**Task item**:
In the data, find the word "title" and copy out every line that has it.

[Source data]
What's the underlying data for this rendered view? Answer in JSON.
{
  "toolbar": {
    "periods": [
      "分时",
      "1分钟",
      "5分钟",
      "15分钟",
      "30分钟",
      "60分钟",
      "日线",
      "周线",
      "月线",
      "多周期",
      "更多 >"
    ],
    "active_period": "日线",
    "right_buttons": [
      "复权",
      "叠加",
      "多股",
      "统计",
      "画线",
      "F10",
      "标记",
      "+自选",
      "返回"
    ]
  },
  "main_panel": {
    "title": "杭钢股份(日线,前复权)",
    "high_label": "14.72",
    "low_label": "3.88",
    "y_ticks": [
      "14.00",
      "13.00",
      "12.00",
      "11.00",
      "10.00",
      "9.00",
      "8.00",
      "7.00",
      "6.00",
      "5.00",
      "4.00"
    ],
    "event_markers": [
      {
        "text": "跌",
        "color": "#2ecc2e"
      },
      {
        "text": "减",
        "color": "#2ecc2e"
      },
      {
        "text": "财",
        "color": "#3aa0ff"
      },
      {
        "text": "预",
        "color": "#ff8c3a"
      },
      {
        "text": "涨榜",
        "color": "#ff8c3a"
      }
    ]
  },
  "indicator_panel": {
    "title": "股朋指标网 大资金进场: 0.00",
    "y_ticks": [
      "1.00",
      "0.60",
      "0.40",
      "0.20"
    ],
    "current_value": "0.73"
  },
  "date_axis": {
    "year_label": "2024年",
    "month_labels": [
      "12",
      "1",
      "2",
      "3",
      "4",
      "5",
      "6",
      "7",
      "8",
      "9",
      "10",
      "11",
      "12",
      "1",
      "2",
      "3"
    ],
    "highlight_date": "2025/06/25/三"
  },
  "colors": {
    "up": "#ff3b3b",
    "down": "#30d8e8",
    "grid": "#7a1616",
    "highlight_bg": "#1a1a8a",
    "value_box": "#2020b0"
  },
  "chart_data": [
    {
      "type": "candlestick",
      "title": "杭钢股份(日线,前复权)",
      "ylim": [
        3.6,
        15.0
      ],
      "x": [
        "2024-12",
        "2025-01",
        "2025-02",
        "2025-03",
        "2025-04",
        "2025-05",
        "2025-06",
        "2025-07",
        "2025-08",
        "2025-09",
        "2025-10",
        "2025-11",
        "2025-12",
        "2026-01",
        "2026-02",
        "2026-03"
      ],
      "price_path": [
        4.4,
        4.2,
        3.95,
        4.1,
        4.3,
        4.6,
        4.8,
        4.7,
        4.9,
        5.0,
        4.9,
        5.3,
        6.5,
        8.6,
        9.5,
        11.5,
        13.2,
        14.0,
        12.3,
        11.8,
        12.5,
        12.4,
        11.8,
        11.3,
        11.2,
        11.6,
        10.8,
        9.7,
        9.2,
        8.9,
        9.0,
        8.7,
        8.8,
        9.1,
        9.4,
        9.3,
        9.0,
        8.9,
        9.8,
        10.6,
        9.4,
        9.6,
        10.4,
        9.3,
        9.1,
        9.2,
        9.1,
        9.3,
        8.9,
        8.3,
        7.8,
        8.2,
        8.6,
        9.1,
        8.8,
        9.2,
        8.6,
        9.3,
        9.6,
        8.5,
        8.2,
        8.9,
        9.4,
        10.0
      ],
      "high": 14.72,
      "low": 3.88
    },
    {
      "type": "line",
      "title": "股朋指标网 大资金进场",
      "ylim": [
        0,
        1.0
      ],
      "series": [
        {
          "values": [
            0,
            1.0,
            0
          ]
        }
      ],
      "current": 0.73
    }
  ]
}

**Answer to the exercise**:
    "title": "杭钢股份(日线,前复权)",
    "title": "股朋指标网 大资金进场: 0.00",
      "title": "杭钢股份(日线,前复权)",
      "title": "股朋指标网 大资金进场",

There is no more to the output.